NASA loses contact with veteran comet probe
Sen—NASA controllers have lost contact with a veteran spaceprobe as it was heading for a final rendezvous with one of our Solar System’s smaller inhabitants.
The Deep Impact mission, which has already made close-up studies of two comets, and observations of two more, was last heard from on 8 August. Attempts to communicate with it since have failed.
NASA say they know what the problem is, though they have not officially revealed its cause, and discussions are being held to decide how to get the spacecraft to respond once more.
However, according to Nature’s news blog, a software communications glitch reset the probe’s computer and the craft is now spinning out of control. There is a race against time to restore contact because, if the solar panels are turned away from the Sun for too long, Deep Impact will lose all power and die.
The drama was disclosed in a short status update on the website for the Deep Impact mission, which was launched from Cape Canaveral, Florida, on 12 January, 2005.
While en route to an asteroid that is considered a potential threat to Earth, the probe has been making long-distance observations of incoming Comet ISON which could become a bright object in our skies later this year.
The NASA update read: “We have not received any of our expected observations of comet ISON due to a spacecraft problem. Communication with the spacecraft was lost some time between August 11 and August 14 (we only talk to the spacecraft about once per week).
“The last communication was on August 8. After considerable effort, the team on August 30 determined the cause of the problem.

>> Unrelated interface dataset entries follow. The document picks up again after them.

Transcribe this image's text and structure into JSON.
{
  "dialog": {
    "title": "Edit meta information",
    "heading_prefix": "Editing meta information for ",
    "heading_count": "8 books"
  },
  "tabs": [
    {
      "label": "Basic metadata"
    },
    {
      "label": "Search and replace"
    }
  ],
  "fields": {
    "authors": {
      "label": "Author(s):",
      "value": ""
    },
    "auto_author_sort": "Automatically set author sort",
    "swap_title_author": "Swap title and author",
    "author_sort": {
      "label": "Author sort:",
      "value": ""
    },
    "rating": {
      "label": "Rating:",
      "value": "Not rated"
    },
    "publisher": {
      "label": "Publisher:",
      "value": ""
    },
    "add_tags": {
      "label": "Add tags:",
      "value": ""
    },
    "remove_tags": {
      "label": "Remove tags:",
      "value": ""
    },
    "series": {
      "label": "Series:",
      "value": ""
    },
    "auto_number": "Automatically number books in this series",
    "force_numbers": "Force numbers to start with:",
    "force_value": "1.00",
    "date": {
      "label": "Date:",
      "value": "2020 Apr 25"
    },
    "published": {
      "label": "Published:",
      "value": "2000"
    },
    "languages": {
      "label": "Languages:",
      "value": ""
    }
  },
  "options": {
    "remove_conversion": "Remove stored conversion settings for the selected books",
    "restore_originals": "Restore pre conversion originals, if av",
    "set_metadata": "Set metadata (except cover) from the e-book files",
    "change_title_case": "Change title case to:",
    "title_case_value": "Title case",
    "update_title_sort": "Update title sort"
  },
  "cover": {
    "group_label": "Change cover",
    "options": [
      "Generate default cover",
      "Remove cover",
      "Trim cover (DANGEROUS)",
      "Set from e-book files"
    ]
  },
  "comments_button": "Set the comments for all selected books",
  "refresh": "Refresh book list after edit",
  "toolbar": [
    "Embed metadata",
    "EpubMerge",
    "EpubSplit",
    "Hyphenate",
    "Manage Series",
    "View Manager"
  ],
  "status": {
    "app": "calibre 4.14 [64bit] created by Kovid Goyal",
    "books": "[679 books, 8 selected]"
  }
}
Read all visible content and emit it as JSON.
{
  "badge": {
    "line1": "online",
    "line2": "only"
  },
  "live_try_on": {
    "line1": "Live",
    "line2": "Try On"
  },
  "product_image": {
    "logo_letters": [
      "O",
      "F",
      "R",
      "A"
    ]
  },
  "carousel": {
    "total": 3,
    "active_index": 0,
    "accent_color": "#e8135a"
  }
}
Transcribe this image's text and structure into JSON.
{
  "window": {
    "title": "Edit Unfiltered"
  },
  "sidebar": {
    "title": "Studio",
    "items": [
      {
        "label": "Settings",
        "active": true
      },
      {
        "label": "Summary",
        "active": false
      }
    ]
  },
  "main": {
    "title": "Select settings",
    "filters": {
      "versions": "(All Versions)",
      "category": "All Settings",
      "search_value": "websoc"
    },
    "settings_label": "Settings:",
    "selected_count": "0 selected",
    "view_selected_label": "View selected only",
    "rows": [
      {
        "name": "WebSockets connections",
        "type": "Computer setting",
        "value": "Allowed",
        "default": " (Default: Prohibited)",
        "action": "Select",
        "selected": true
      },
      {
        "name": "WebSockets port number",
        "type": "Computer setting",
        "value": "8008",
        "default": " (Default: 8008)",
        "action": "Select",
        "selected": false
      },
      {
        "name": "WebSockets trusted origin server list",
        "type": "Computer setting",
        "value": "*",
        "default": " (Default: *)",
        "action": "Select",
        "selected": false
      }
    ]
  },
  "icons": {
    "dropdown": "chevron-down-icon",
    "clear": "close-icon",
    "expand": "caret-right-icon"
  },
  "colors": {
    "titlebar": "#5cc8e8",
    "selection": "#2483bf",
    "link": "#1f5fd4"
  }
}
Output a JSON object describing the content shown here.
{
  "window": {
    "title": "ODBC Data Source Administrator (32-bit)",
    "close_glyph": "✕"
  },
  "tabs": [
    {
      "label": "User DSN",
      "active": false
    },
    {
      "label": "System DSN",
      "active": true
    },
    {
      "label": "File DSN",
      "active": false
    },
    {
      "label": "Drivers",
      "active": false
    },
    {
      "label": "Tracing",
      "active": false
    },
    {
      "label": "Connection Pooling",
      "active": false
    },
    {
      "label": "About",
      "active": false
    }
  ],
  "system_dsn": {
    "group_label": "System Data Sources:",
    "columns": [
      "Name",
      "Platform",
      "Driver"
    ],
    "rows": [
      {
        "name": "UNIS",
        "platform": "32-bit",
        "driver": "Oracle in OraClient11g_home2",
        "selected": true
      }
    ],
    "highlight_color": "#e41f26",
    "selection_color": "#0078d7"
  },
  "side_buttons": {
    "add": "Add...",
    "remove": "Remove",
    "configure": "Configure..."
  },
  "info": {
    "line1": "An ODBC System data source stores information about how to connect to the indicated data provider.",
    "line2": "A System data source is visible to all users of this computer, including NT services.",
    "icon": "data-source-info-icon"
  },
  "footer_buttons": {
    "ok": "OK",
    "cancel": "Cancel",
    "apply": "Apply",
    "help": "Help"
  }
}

The team is now trying to determine how best to try to recover communication.”
Images of the missile hitting Tempel 1 (left) and gas jets from Hartley 2. Credit: NASA/JPL
Deep Impact made space headlines on 4 July, 2005, when it fired a fridge-sized missile at a comet called Tempel 1, producing Independence Day fireworks and blasting a large crater in the comet’s icy head, or nucleus.
The explosion, with the force of 4.5 tons of TNT, was recorded by a camera on board the probe but was much brighter than expected and the flare was observed back on Earth and by space telescopes and other probes including ESA’s Rosetta.
More than five years later, on 4 November, 2010, the probe flew close by another peanut-shaped comet, called Hartley 2, and recorded spectacular images of its head sprouting jets of gas as it was warmed by the rays of the Sun.
That new mission, renamed EPOXI to cover its new twin goals of observing a second comet and also studying extrasolar planets with its on-board instruments, was originally intended in 2007 to be a flyby of Comet 85P/Boethin. However, when attempts were made to locate the comet to check its orbit, it could not be found and may have disintegrated.
A mini movie of Comet ISON taken by Deep Impact on
17 and 18 January. Credit: NASA/JPL/UMD
Following the Hartley 2 encounter, there was not enough fuel left on board to visit any more comets. But engineers decided they could reach a Near Earth Asteroid labelled 2002 GT. A series of manoeuvres were executed to send it for a rendezvous in 2020.
The probe went on to make a series of observations of Comet Garradd (C/2009 P1) in February-April of 2012 and was able to measure its rotation and the relative abundances of gases in the coma surrounding its head.
Observations of Comet ISON began on 17 January and showed that its brightness was varying on a timescale of hours. The comet was unobservable from the probe from early March until early July, but fresh images were due to be received during the latest observing window.